I can think of thousands of reasons of why you would want to mail enable Active Directory security groups.
- You are using a security group to give permission to a specific printer and it’s broken…the best way to tell the users of that printer is to email everyone who has permission to use it.
- You are giving access to a particular folder to members of a project team with a security group…if you want to email everyone on that team with information on what goes in that folder, it’s easy you email the security group.
- If you own a SharePoint resource and are managing access with a security group and you want everyone to know about the great changes you have made to that resource….hey, email the mail enabled security group!
- In short, any time you are controlling access to a system, folder, file, etc and you need to communicate about that access, it’s easy to do.
Yet, I cannot think of any reason why you wouldn’t want to mail enable it. It seems that one group is always better than two.
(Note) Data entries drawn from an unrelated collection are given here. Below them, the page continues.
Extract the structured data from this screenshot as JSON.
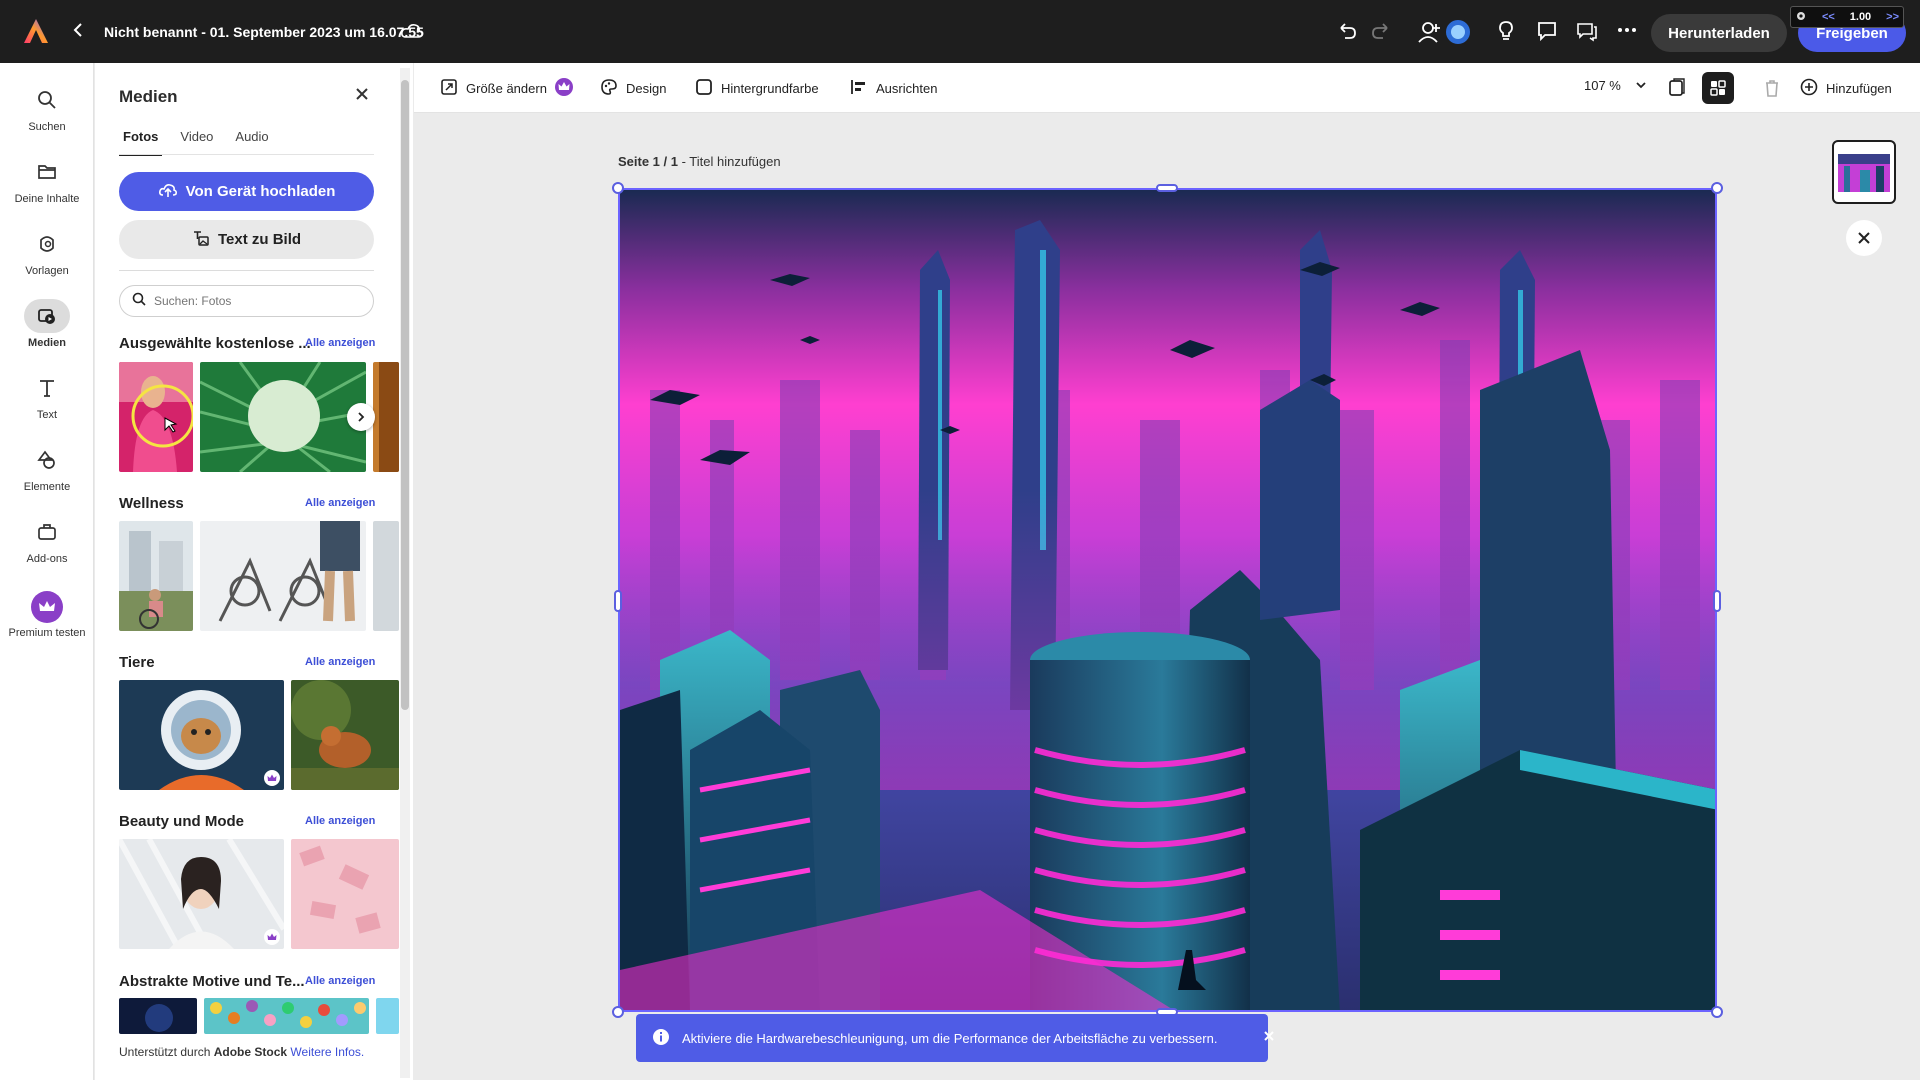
{
  "topbar": {
    "document_title": "Nicht benannt - 01. September 2023 um 16.07.55",
    "download_label": "Herunterladen",
    "share_label": "Freigeben",
    "speed_value": "1.00",
    "speed_prev": "<<",
    "speed_next": ">>"
  },
  "rail": {
    "items": [
      {
        "label": "Suchen",
        "icon": "search-icon"
      },
      {
        "label": "Deine Inhalte",
        "icon": "folder-icon"
      },
      {
        "label": "Vorlagen",
        "icon": "templates-icon"
      },
      {
        "label": "Medien",
        "icon": "media-icon",
        "active": true
      },
      {
        "label": "Text",
        "icon": "text-icon"
      },
      {
        "label": "Elemente",
        "icon": "elements-icon"
      },
      {
        "label": "Add-ons",
        "icon": "addons-icon"
      },
      {
        "label": "Premium testen",
        "icon": "crown-icon"
      }
    ]
  },
  "panel": {
    "title": "Medien",
    "tabs": [
      "Fotos",
      "Video",
      "Audio"
    ],
    "upload_label": "Von Gerät hochladen",
    "text_to_image_label": "Text zu Bild",
    "search_placeholder": "Suchen: Fotos",
    "see_all": "Alle anzeigen",
    "sections": [
      {
        "title": "Ausgewählte kostenlose ..."
      },
      {
        "title": "Wellness"
      },
      {
        "title": "Tiere"
      },
      {
        "title": "Beauty und Mode"
      },
      {
        "title": "Abstrakte Motive und Te..."
      }
    ],
    "footer_prefix": "Unterstützt durch ",
    "footer_brand": "Adobe Stock",
    "footer_link": "Weitere Infos."
  },
  "toolbar": {
    "resize_label": "Größe ändern",
    "design_label": "Design",
    "background_label": "Hintergrundfarbe",
    "align_label": "Ausrichten",
    "zoom": "107 %",
    "add_label": "Hinzufügen"
  },
  "canvas": {
    "page_label": "Seite 1 / 1",
    "page_title_hint": " - Titel hinzufügen"
  },
  "toast": {
    "message": "Aktiviere die Hardwarebeschleunigung, um die Performance der Arbeitsfläche zu verbessern."
  },
  "colors": {
    "accent": "#4f5ce6",
    "topbar": "#1e1e1e",
    "selection": "#6c63ff",
    "premium": "#8a3fc7"
  }
}
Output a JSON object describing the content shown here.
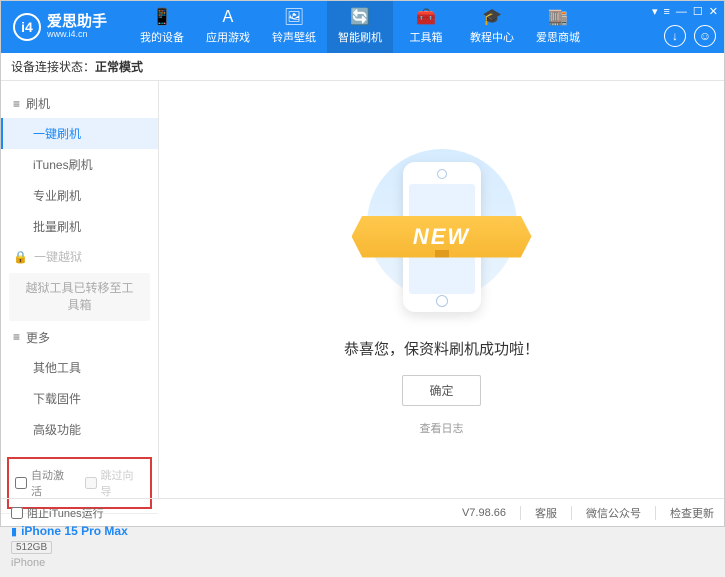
{
  "app": {
    "title": "爱思助手",
    "url": "www.i4.cn"
  },
  "nav": {
    "items": [
      {
        "label": "我的设备",
        "icon": "📱"
      },
      {
        "label": "应用游戏",
        "icon": "Ａ"
      },
      {
        "label": "铃声壁纸",
        "icon": "🖼"
      },
      {
        "label": "智能刷机",
        "icon": "🔄"
      },
      {
        "label": "工具箱",
        "icon": "🧰"
      },
      {
        "label": "教程中心",
        "icon": "🎓"
      },
      {
        "label": "爱思商城",
        "icon": "🏬"
      }
    ],
    "active_index": 3
  },
  "status": {
    "label": "设备连接状态：",
    "value": "正常模式"
  },
  "sidebar": {
    "flash_header": "刷机",
    "flash_icon": "≡",
    "flash_items": [
      "一键刷机",
      "iTunes刷机",
      "专业刷机",
      "批量刷机"
    ],
    "flash_active_index": 0,
    "jailbreak_header": "一键越狱",
    "jailbreak_icon": "🔒",
    "jailbreak_note": "越狱工具已转移至工具箱",
    "more_header": "更多",
    "more_icon": "≡",
    "more_items": [
      "其他工具",
      "下载固件",
      "高级功能"
    ],
    "checkbox1": "自动激活",
    "checkbox2": "跳过向导"
  },
  "device": {
    "name": "iPhone 15 Pro Max",
    "storage": "512GB",
    "type": "iPhone"
  },
  "main": {
    "ribbon": "NEW",
    "message": "恭喜您，保资料刷机成功啦！",
    "ok": "确定",
    "log_link": "查看日志"
  },
  "bottom": {
    "block_itunes": "阻止iTunes运行",
    "version": "V7.98.66",
    "links": [
      "客服",
      "微信公众号",
      "检查更新"
    ]
  }
}
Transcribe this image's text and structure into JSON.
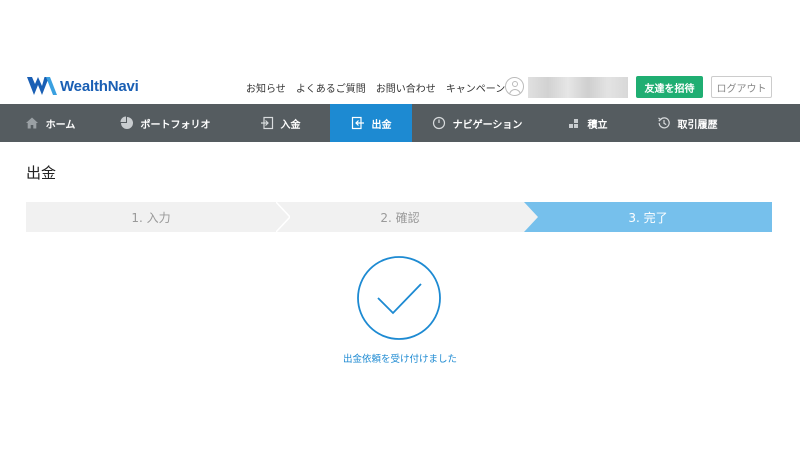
{
  "brand": {
    "name": "WealthNavi",
    "color": "#1a5fb4"
  },
  "header": {
    "links": [
      "お知らせ",
      "よくあるご質問",
      "お問い合わせ",
      "キャンペーン"
    ],
    "invite_label": "友達を招待",
    "logout_label": "ログアウト"
  },
  "nav": {
    "items": [
      {
        "label": "ホーム",
        "icon": "home-icon",
        "active": false
      },
      {
        "label": "ポートフォリオ",
        "icon": "pie-chart-icon",
        "active": false
      },
      {
        "label": "入金",
        "icon": "deposit-icon",
        "active": false
      },
      {
        "label": "出金",
        "icon": "withdraw-icon",
        "active": true
      },
      {
        "label": "ナビゲーション",
        "icon": "gauge-icon",
        "active": false
      },
      {
        "label": "積立",
        "icon": "blocks-icon",
        "active": false
      },
      {
        "label": "取引履歴",
        "icon": "history-icon",
        "active": false
      }
    ],
    "active_color": "#1d8ad2",
    "bg_color": "#555c60"
  },
  "page": {
    "title": "出金",
    "steps": [
      "1. 入力",
      "2. 確認",
      "3. 完了"
    ],
    "current_step": 3,
    "completion_message": "出金依頼を受け付けました"
  }
}
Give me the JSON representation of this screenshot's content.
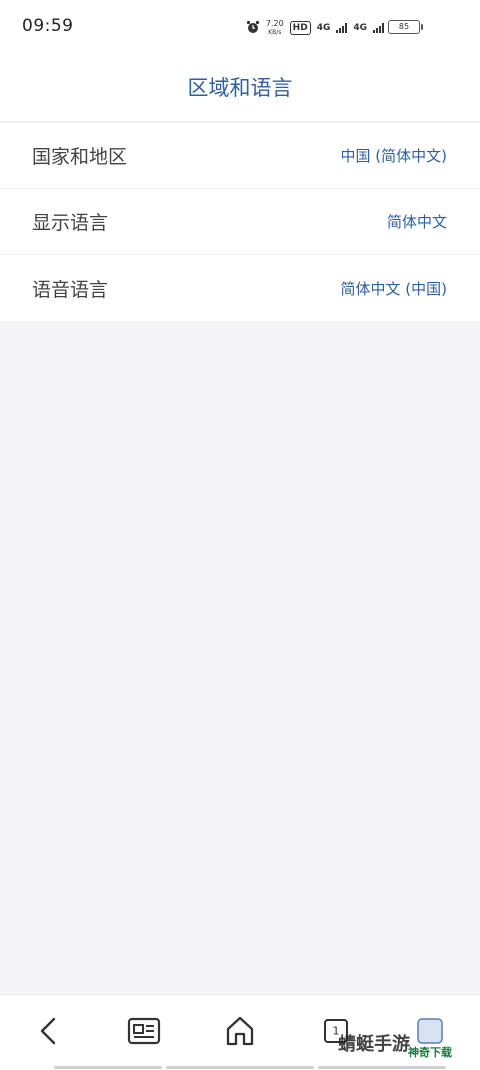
{
  "status_bar": {
    "time": "09:59",
    "speed_value": "7.20",
    "speed_unit": "KB/s",
    "hd_label": "HD",
    "network_1": "4G",
    "network_2": "4G",
    "battery": "85"
  },
  "header": {
    "title": "区域和语言"
  },
  "settings": {
    "rows": [
      {
        "label": "国家和地区",
        "value": "中国 (简体中文)"
      },
      {
        "label": "显示语言",
        "value": "简体中文"
      },
      {
        "label": "语音语言",
        "value": "简体中文 (中国)"
      }
    ]
  },
  "bottom_nav": {
    "tab_count": "1"
  },
  "watermark": {
    "text": "蜻蜓手游",
    "sub": "神奇下载"
  },
  "colors": {
    "accent": "#2f5f9f",
    "background": "#f5f5f7"
  }
}
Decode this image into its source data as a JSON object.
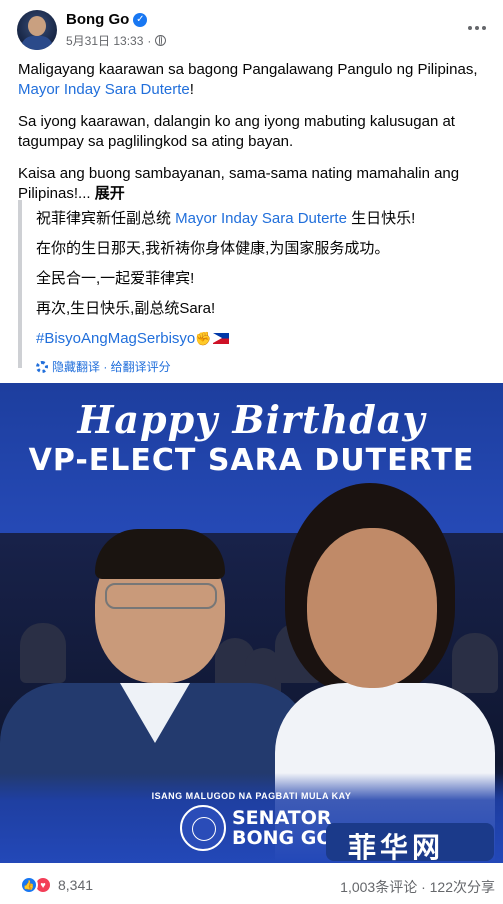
{
  "post": {
    "author": "Bong Go",
    "timestamp": "5月31日 13:33",
    "privacy_icon": "globe-icon",
    "text": {
      "p1_before": "Maligayang kaarawan sa bagong Pangalawang Pangulo ng Pilipinas, ",
      "p1_mention": "Mayor Inday Sara Duterte",
      "p1_after": "!",
      "p2": "Sa iyong kaarawan, dalangin ko ang iyong mabuting kalusugan at tagumpay sa paglilingkod sa ating bayan.",
      "p3": "Kaisa ang buong sambayanan, sama-sama nating mamahalin ang Pilipinas!...",
      "see_more": "展开"
    },
    "translation": {
      "l1_before": "祝菲律宾新任副总统 ",
      "l1_mention": "Mayor Inday Sara Duterte",
      "l1_after": " 生日快乐!",
      "l2": "在你的生日那天,我祈祷你身体健康,为国家服务成功。",
      "l3": "全民合一,一起爱菲律宾!",
      "l4": "再次,生日快乐,副总统Sara!",
      "hashtag": "#BisyoAngMagSerbisyo",
      "actions": "隐藏翻译 · 给翻译评分"
    }
  },
  "photo": {
    "headline": "Happy Birthday",
    "subheadline": "VP-ELECT SARA DUTERTE",
    "greeting": "ISANG MALUGOD NA PAGBATI MULA KAY",
    "senator_line1": "SENATOR",
    "senator_line2": "BONG GO",
    "watermark": "菲华网"
  },
  "footer": {
    "reaction_count": "8,341",
    "comment_share": "1,003条评论 · 122次分享"
  },
  "colors": {
    "accent": "#216fdb",
    "like": "#1877f2",
    "love": "#f33e58",
    "photo_blue": "#2348b8"
  }
}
Heck, Imanami is in the business of controlling group glut, why would anyone want to encourage it?
But there is one technical limitation that I believe started with Exchange 2007…only Universal security groups can be mail enabled. This must have to do with losing email for incorrectly scoped groups. Whenever Exchange 2000/2003 receives a mail sent to a mail-enabled group, Exchange will query a global catalog to find out who the members are of that group. Sometimes mail would be stuck in the Categorizer, in most cases because the Global Catalog is unable to supply the members list of a domain local/global group created in another domain. A universal group would solve this problem.
But, Microsoft encourages the use of global security groups unless you don’t have trust between the domains. So to mail enable that security group you are going outside of recommended practice by using a universal group.
That is the only reason I can think of to not mail enable a security group but the business uses would appear to outweigh the technical limitations to me. What am I missing? The two customers referenced above have MASSIVE infrastructures so maybe it’s just keeping their groups scoped correctly is more important than letting users email a security group but there has to be more, right?